Check out this awesome article that was posted by AgriLife Today!
Here is the direct line to the article: http://today.agrilife.org/2014/09/16/national-4-h-week-2014-oct-5-11/
Decade-long research study confirms 4-H provides individual, community benefits
COLLEGE STATION — During National 4-H Week Oct. 5-11, local and county 4-H clubs and groups have the opportunity to showcase what they have gained from their membership at the local and county level, said Dr. Toby Lepley, assistant state 4-H leader – operations for the Texas 4-H Youth Development Program.
The program is administered statewide by the Texas A&M AgriLife Extension Service, an agency of the Texas A&M University System.
Members of Randall County 4-H were among those who participated in previous One Day 4-H activities.

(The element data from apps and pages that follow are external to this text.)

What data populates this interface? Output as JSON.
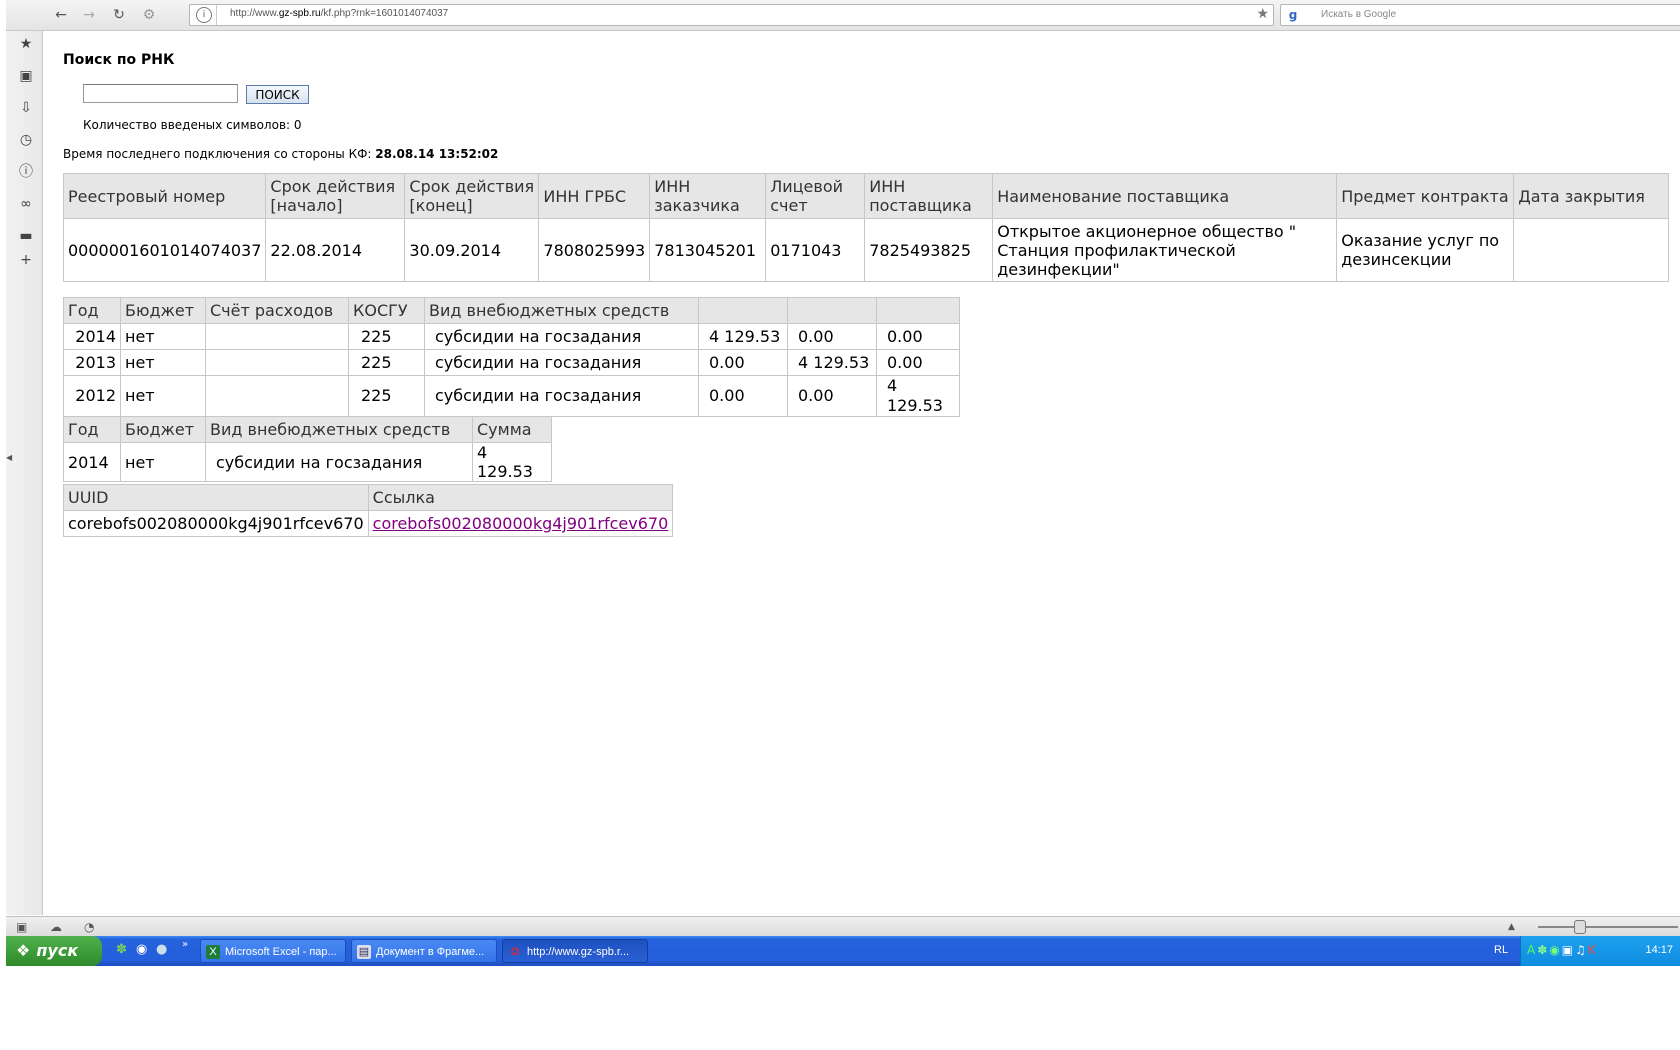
{
  "browser": {
    "url_prefix": "http://www.",
    "url_domain": "gz-spb.ru",
    "url_path": "/kf.php?rnk=1601014074037",
    "search_placeholder": "Искать в Google"
  },
  "page": {
    "title": "Поиск по РНК",
    "search_input_value": "",
    "search_button_label": "ПОИСК",
    "count_label": "Количество введеных символов: 0",
    "last_connection_label": "Время последнего подключения со стороны КФ:",
    "last_connection_value": "28.08.14 13:52:02"
  },
  "contract_table": {
    "headers": [
      "Реестровый номер",
      "Срок действия [начало]",
      "Срок действия [конец]",
      "ИНН ГРБС",
      "ИНН заказчика",
      "Лицевой счет",
      "ИНН поставщика",
      "Наименование поставщика",
      "Предмет контракта",
      "Дата закрытия"
    ],
    "row": [
      "0000001601014074037",
      "22.08.2014",
      "30.09.2014",
      "7808025993",
      "7813045201",
      "0171043",
      "7825493825",
      "Открытое акционерное общество \" Станция профилактической дезинфекции\"",
      "Оказание услуг по дезинсекции",
      ""
    ]
  },
  "budget_table": {
    "headers": [
      "Год",
      "Бюджет",
      "Счёт расходов",
      "КОСГУ",
      "Вид внебюджетных средств",
      "",
      "",
      ""
    ],
    "rows": [
      [
        "2014",
        "нет",
        "",
        "225",
        "субсидии на госзадания",
        "4 129.53",
        "0.00",
        "0.00"
      ],
      [
        "2013",
        "нет",
        "",
        "225",
        "субсидии на госзадания",
        "0.00",
        "4 129.53",
        "0.00"
      ],
      [
        "2012",
        "нет",
        "",
        "225",
        "субсидии на госзадания",
        "0.00",
        "0.00",
        "4 129.53"
      ]
    ]
  },
  "sum_table": {
    "headers": [
      "Год",
      "Бюджет",
      "Вид внебюджетных средств",
      "Сумма"
    ],
    "row": [
      "2014",
      "нет",
      "субсидии на госзадания",
      "4 129.53"
    ]
  },
  "uuid_table": {
    "headers": [
      "UUID",
      "Ссылка"
    ],
    "row": [
      "corebofs002080000kg4j901rfcev670",
      "corebofs002080000kg4j901rfcev670"
    ]
  },
  "taskbar": {
    "start_label": "пуск",
    "tasks": [
      "Microsoft Excel - пар...",
      "Документ в Фрагме...",
      "http://www.gz-spb.r..."
    ],
    "lang": "RL",
    "clock": "14:17"
  }
}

National 4-H Week and One Day 4-H are centered around providing service to communities as a ‘thank you’ for supporting 4-H programs and activities. (Texas A&M AgriLife Extension Service photo by Kay Ledbetter)
“A fundamental purpose of the 4-H program is to highlight our program’s success and especially the positive impact on youth involved in it,” Lepley said. “The Texas 4-H Youth Development Program develops a National 4-H Week Kit to help county AgriLife Extension offices, 4-H members and volunteers design a plan that works for them.
“Community service is always the focus of National 4-H Week, which concludes with ‘One Day 4-H,’ a statewide effort led by 4-H members and adult volunteers to give back to the communities in which they live through their service.”
Lepley said on Oct. 11 more than 10,000 4-H members throughout Texas will “step out into their communities” to make a difference in one day.
“This day of community service is whatever each 4-H member, club or county 4-H program wants it to be,” Lepley said. “It could be as simple as picking up trash or mowing the lawn for a senior citizen to as elaborate as hosting a 5K walk/run to raise money for a worthy cause.”
Lepley said while 4-H member feedback, program surveys and anecdotal information have always indicated the program provided individual and community benefits, a recently released long-term research study has confirmed and more comprehensively quantified those benefits.
For more than a decade a team at the Institute for Applied Research in Youth Development at Tufts University in Medford, Massachusetts, led by Drs. Richard M. Lerner and Jacqueline V. Lerner, have been conducting research in cooperation with the nation’s land-grant colleges and universities.
A decade-long research project has confirmed the benefits of the 4-H program to youth and communities. (Texas A&M AgriLife Extension Service photo)
The recently released study, “The Positive Development of Youth: Comprehensive Findings from the 4-H Study of Positive Youth Development,” began in 2002 and was repeated annually for eight years. More than 7,000 youth from diverse backgrounds across 42 states provided information used in the study.
Lepley said the study concluded that the 4-H program’s hands-on experiential learning, as well as the encouragement and support provided through peer and adult mentoring, plays an important part in helping young people achieve success in life.
The report shows that 4-H members, as compared to their peers are:
– Four times more likely to make contributions to their communities, based on data from students in grades 7-12.
– Two times more likely to be civically active, based on data from students in grades 8-12.
– Two times more likely to make healthier lifestyle choices, based on data from seventh-graders.
– Two times more likely to participate in science, engineering and computer technology programs during out-of-school time, based on information from students in grades 10-12.
In addition, the report shows that tenth-grade girls in 4-H are twice as likely to take part in science programs as compared to girls in other out-of-school-time activities, and twelfth-grade girls are three times more likely to participate.
Lepley said these report results, though not surprising, do help validate the usefulness and extent of the impact the 4-H program has on the nation’s youth.
“We’re proud of our state’s and nation’s 4-H program and hope more young people will consider joining 4-H and participating in the many interesting and educational activities and programs it offers,” he said. “Helping young people build life skills, expand their educational horizons, develop their character and learn to become good citizens are some of the primary objectives of the 4-H program. We look forward to seeing more good works to benefit communities coming from 4-H clubs and groups in Texas and throughout the nation during National 4-H Week.”
For more information on the Texas 4-H Program, go to http://texas4-h.tamu.edu